__Action item__.
Print a faithful copy of the data below, word for word, with the pictures left out.

++++++++++

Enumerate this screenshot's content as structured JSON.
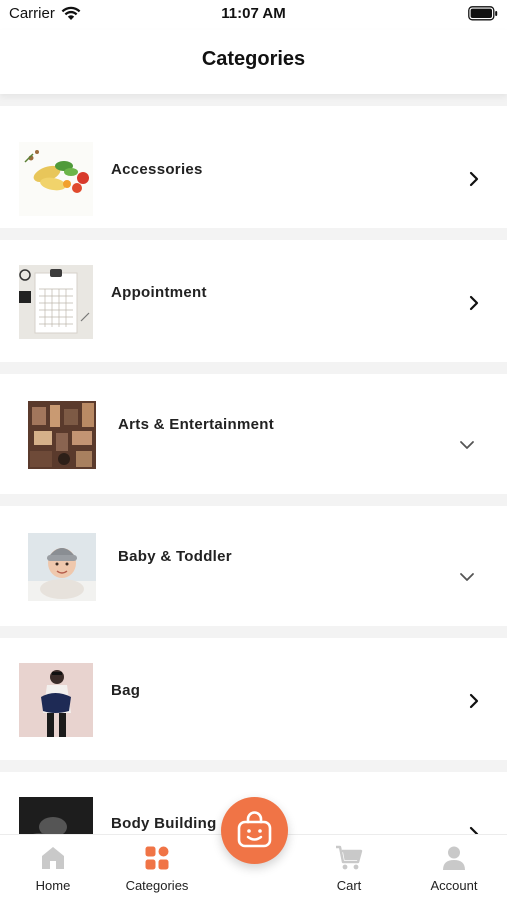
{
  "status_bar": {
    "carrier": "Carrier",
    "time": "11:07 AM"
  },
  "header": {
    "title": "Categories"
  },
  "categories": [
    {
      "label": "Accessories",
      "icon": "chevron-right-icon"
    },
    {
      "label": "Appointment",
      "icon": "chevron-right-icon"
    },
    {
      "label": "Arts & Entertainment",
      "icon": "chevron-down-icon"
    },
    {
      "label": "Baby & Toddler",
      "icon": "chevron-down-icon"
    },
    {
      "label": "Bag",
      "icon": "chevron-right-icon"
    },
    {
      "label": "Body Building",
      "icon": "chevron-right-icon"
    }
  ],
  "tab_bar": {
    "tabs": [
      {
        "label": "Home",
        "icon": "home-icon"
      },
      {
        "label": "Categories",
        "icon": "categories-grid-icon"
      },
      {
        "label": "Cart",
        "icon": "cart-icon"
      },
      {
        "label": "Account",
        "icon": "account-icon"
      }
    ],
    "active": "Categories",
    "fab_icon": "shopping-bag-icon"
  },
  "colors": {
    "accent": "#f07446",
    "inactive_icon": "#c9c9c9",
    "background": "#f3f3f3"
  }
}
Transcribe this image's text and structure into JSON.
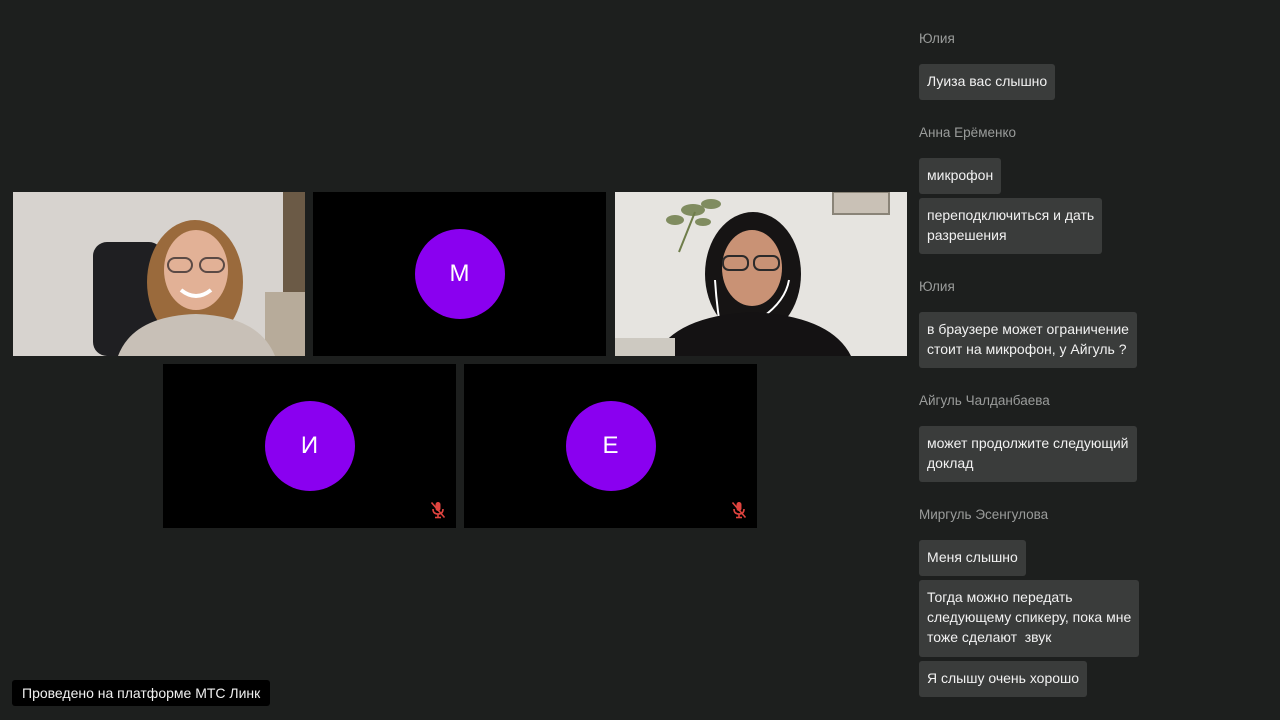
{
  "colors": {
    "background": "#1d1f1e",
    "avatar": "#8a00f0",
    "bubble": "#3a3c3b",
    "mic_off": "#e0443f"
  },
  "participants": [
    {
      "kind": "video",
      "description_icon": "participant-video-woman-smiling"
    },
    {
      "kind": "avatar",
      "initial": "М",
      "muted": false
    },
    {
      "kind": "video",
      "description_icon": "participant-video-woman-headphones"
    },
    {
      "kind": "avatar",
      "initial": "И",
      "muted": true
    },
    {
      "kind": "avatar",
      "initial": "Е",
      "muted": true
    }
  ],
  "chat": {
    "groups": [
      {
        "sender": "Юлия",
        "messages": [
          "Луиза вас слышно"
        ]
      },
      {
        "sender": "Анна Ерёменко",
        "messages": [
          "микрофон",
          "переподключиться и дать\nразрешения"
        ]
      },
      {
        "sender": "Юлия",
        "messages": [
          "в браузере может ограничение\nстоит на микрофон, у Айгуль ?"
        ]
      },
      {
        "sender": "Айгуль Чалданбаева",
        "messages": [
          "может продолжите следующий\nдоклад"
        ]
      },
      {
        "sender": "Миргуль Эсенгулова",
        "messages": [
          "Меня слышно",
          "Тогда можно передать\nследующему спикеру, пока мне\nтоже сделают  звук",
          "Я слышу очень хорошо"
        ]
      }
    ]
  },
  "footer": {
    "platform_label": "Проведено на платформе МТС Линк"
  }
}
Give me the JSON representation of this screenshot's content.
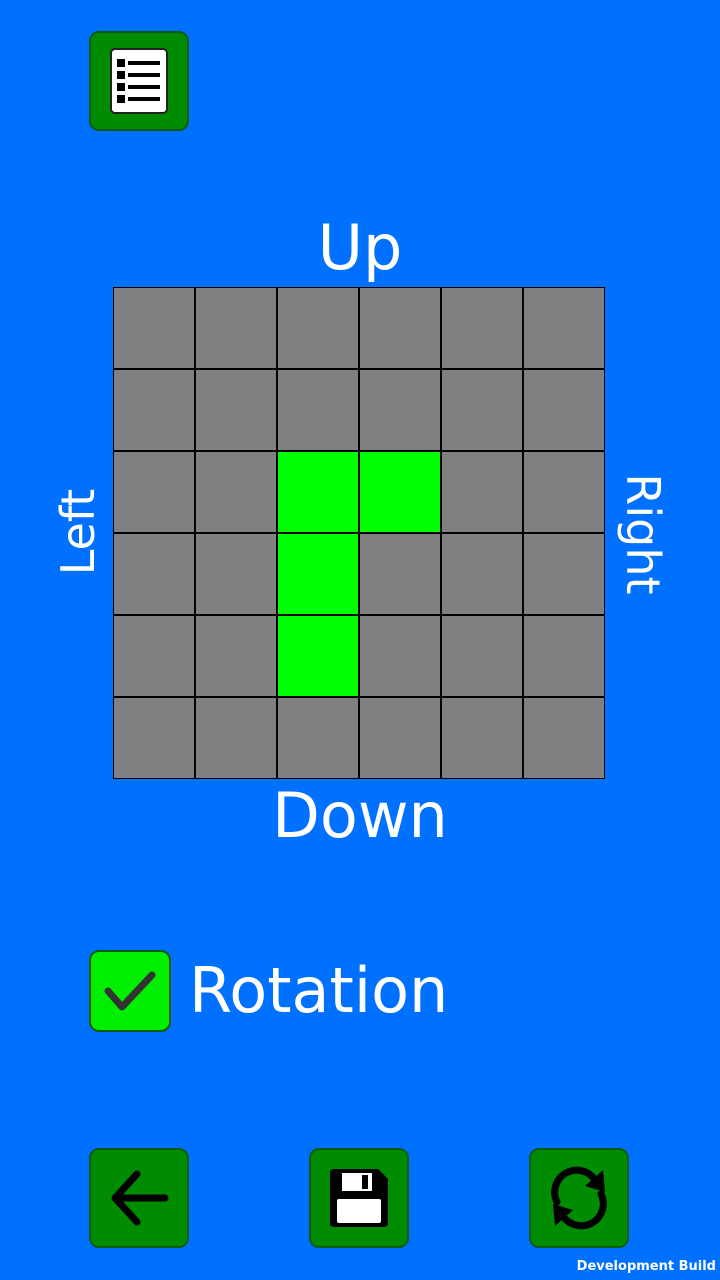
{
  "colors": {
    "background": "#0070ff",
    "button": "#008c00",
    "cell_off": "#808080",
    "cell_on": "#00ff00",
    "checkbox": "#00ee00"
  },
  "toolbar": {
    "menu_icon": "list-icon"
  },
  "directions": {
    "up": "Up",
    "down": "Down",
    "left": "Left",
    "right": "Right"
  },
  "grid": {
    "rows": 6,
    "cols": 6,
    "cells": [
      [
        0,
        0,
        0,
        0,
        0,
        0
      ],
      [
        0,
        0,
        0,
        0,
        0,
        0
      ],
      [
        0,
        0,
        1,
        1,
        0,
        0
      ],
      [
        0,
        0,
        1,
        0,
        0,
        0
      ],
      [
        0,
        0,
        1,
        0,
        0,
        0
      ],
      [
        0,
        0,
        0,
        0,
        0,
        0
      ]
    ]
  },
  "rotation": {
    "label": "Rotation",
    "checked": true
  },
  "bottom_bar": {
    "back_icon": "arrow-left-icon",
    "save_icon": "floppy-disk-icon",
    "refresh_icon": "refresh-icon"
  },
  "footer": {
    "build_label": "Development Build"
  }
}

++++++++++

__Response for this exercise__.
Enumerate this screenshot's content as structured JSON.
{
  "status_bar": {
    "carrier": "Carrier",
    "time": "11:07 AM"
  },
  "header": {
    "title": "Categories"
  },
  "categories": [
    {
      "label": "Accessories",
      "icon": "chevron-right-icon"
    },
    {
      "label": "Appointment",
      "icon": "chevron-right-icon"
    },
    {
      "label": "Arts & Entertainment",
      "icon": "chevron-down-icon"
    },
    {
      "label": "Baby & Toddler",
      "icon": "chevron-down-icon"
    },
    {
      "label": "Bag",
      "icon": "chevron-right-icon"
    },
    {
      "label": "Body Building",
      "icon": "chevron-right-icon"
    }
  ],
  "tab_bar": {
    "tabs": [
      {
        "label": "Home",
        "icon": "home-icon"
      },
      {
        "label": "Categories",
        "icon": "categories-grid-icon"
      },
      {
        "label": "Cart",
        "icon": "cart-icon"
      },
      {
        "label": "Account",
        "icon": "account-icon"
      }
    ],
    "active": "Categories",
    "fab_icon": "shopping-bag-icon"
  },
  "colors": {
    "accent": "#f07446",
    "inactive_icon": "#c9c9c9",
    "background": "#f3f3f3"
  }
}
Transcribe this image's text and structure into JSON.
{
  "colors": {
    "background": "#1d1f1e",
    "avatar": "#8a00f0",
    "bubble": "#3a3c3b",
    "mic_off": "#e0443f"
  },
  "participants": [
    {
      "kind": "video",
      "description_icon": "participant-video-woman-smiling"
    },
    {
      "kind": "avatar",
      "initial": "М",
      "muted": false
    },
    {
      "kind": "video",
      "description_icon": "participant-video-woman-headphones"
    },
    {
      "kind": "avatar",
      "initial": "И",
      "muted": true
    },
    {
      "kind": "avatar",
      "initial": "Е",
      "muted": true
    }
  ],
  "chat": {
    "groups": [
      {
        "sender": "Юлия",
        "messages": [
          "Луиза вас слышно"
        ]
      },
      {
        "sender": "Анна Ерёменко",
        "messages": [
          "микрофон",
          "переподключиться и дать\nразрешения"
        ]
      },
      {
        "sender": "Юлия",
        "messages": [
          "в браузере может ограничение\nстоит на микрофон, у Айгуль ?"
        ]
      },
      {
        "sender": "Айгуль Чалданбаева",
        "messages": [
          "может продолжите следующий\nдоклад"
        ]
      },
      {
        "sender": "Миргуль Эсенгулова",
        "messages": [
          "Меня слышно",
          "Тогда можно передать\nследующему спикеру, пока мне\nтоже сделают  звук",
          "Я слышу очень хорошо"
        ]
      }
    ]
  },
  "footer": {
    "platform_label": "Проведено на платформе МТС Линк"
  }
}
Give me the JSON representation of this screenshot's content.
{
  "colors": {
    "background": "#0070ff",
    "button": "#008c00",
    "cell_off": "#808080",
    "cell_on": "#00ff00",
    "checkbox": "#00ee00"
  },
  "toolbar": {
    "menu_icon": "list-icon"
  },
  "directions": {
    "up": "Up",
    "down": "Down",
    "left": "Left",
    "right": "Right"
  },
  "grid": {
    "rows": 6,
    "cols": 6,
    "cells": [
      [
        0,
        0,
        0,
        0,
        0,
        0
      ],
      [
        0,
        0,
        0,
        0,
        0,
        0
      ],
      [
        0,
        0,
        1,
        1,
        0,
        0
      ],
      [
        0,
        0,
        1,
        0,
        0,
        0
      ],
      [
        0,
        0,
        1,
        0,
        0,
        0
      ],
      [
        0,
        0,
        0,
        0,
        0,
        0
      ]
    ]
  },
  "rotation": {
    "label": "Rotation",
    "checked": true
  },
  "bottom_bar": {
    "back_icon": "arrow-left-icon",
    "save_icon": "floppy-disk-icon",
    "refresh_icon": "refresh-icon"
  },
  "footer": {
    "build_label": "Development Build"
  }
}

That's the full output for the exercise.